◆ **Activity**:
The answer must be every line below that contains the string "title".

◆ **Entries from a dataset of interfaces**:
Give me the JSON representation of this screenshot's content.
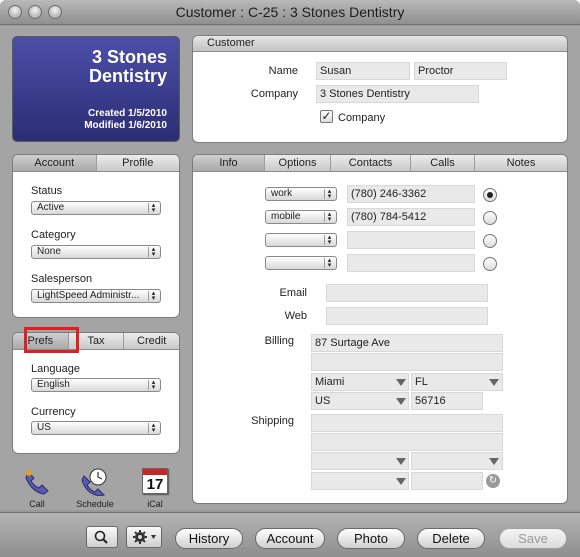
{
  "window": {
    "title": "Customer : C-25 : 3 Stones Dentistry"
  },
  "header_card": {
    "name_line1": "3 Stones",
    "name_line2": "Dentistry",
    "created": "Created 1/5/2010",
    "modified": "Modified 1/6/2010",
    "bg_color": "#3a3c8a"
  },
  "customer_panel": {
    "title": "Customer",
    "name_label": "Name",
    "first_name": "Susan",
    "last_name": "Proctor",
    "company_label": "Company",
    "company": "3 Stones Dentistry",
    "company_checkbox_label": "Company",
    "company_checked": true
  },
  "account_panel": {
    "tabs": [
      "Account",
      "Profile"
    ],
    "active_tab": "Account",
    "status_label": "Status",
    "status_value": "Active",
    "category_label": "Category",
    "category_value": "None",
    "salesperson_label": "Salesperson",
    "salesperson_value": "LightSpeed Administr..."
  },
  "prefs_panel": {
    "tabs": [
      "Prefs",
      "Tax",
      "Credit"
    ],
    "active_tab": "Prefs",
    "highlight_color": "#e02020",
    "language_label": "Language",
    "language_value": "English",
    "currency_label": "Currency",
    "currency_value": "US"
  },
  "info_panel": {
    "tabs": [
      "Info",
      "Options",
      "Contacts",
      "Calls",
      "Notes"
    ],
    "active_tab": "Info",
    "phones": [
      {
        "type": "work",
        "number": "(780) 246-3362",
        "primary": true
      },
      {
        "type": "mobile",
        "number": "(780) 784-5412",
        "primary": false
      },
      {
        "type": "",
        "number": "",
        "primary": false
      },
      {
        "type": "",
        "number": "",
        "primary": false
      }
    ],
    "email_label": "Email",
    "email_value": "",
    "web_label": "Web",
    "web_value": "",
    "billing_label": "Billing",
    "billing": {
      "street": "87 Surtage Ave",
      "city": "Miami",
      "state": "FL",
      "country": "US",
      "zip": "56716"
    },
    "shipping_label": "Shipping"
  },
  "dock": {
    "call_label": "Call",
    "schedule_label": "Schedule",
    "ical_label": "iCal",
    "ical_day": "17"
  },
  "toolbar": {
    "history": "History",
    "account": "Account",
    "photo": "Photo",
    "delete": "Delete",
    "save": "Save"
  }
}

◆ **Solution to this task**:
    "title": "Customer : C-25 : 3 Stones Dentistry"
    "title": "Customer",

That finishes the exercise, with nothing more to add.